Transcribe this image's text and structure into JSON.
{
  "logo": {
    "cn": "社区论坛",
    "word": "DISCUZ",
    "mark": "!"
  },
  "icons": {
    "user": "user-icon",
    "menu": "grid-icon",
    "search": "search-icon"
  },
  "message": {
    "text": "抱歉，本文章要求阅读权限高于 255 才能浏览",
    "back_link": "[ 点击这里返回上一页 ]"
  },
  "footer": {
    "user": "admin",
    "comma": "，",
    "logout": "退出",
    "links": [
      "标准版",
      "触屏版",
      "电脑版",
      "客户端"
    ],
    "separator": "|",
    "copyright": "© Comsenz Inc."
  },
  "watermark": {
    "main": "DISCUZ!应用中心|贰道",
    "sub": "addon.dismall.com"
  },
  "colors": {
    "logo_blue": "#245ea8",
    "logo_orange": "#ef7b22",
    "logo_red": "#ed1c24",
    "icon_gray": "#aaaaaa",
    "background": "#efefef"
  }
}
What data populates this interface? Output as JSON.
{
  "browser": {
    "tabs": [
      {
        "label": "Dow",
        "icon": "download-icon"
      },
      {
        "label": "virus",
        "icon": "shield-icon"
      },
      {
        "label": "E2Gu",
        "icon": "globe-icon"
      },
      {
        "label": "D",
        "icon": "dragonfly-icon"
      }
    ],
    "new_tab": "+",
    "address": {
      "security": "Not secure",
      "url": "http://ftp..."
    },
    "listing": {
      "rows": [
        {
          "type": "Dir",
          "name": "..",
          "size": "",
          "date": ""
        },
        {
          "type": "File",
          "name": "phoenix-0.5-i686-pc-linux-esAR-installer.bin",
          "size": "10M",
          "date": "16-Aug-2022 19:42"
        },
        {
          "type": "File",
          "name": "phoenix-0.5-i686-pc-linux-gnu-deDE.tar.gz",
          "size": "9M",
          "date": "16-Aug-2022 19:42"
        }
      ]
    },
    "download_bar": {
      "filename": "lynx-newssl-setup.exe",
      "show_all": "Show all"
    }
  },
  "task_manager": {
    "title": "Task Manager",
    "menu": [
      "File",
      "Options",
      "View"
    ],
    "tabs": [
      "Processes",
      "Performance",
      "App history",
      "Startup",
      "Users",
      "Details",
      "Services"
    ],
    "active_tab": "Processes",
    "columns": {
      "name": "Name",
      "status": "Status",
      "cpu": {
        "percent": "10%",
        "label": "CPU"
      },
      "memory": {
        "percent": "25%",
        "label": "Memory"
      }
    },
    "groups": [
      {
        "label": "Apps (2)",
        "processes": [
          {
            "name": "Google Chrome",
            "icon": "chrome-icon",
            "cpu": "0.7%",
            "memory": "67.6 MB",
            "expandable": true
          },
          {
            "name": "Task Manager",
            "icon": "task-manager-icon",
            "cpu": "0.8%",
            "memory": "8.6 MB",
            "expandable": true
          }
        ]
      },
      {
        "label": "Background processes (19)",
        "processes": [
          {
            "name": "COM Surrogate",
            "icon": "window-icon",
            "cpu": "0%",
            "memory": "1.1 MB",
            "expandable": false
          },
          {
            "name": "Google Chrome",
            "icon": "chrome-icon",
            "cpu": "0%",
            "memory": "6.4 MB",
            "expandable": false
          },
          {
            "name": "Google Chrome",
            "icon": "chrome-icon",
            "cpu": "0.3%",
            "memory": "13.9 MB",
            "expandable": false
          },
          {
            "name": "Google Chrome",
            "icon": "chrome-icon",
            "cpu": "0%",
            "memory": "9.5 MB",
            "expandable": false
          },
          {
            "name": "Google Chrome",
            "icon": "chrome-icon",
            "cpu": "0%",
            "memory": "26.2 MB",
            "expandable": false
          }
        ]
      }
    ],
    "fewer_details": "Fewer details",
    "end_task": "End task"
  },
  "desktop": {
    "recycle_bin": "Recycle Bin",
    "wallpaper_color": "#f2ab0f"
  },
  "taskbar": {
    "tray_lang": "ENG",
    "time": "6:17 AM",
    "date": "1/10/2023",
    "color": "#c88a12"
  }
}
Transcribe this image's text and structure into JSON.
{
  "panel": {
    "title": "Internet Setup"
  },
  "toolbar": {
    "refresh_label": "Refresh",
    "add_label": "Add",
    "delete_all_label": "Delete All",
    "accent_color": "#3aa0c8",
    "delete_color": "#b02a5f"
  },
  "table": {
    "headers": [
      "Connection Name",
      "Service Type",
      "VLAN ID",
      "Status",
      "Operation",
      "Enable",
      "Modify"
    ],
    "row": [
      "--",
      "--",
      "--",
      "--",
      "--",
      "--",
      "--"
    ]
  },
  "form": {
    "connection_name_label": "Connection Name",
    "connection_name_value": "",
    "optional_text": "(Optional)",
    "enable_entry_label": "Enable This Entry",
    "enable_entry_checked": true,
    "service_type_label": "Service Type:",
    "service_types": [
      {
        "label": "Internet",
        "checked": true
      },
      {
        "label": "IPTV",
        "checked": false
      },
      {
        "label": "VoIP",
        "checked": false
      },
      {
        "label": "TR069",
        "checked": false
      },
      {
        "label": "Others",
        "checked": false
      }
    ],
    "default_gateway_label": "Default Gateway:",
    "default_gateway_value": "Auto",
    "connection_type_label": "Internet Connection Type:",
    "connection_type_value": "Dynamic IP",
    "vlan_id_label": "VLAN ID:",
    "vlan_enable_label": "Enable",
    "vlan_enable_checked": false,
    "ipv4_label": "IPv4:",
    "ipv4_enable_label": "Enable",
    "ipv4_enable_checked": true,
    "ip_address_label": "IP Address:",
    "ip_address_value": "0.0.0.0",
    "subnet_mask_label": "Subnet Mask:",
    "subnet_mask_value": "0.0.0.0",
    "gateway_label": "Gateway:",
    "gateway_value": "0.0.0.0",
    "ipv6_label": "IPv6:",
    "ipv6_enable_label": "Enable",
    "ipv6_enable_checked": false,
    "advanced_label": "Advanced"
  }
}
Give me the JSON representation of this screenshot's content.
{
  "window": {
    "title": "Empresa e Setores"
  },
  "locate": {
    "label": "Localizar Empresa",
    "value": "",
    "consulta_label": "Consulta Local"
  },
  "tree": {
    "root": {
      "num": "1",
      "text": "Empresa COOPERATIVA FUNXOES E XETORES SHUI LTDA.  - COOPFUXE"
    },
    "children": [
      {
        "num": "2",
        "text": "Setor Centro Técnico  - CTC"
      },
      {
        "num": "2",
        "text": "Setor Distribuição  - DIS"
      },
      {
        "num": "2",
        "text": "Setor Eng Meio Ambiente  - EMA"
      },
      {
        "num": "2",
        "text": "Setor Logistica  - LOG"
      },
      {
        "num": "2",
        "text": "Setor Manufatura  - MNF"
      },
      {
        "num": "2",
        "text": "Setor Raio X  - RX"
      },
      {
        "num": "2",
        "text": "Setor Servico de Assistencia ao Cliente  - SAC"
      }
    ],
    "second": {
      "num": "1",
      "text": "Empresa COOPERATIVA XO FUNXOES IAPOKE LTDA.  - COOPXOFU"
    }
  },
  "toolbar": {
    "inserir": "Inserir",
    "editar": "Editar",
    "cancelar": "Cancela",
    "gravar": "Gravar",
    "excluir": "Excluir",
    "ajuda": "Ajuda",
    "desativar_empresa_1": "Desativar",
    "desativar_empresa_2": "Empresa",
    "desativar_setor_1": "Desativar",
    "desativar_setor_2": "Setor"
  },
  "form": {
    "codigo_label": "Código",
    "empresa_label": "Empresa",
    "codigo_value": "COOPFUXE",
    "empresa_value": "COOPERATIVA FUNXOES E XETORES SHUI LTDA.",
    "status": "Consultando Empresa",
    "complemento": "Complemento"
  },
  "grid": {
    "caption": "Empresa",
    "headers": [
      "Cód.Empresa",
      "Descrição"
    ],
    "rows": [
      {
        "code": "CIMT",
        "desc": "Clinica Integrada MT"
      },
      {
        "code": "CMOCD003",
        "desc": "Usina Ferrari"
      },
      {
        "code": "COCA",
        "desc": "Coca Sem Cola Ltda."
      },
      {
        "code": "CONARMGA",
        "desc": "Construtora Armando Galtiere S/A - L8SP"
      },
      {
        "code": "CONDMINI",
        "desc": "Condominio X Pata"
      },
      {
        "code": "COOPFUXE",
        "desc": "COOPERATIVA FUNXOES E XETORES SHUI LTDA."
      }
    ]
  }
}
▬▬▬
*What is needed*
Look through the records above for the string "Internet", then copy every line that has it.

*Reply to the exercise*
    "title": "Internet Setup"
        "label": "Internet",
    "connection_type_label": "Internet Connection Type:",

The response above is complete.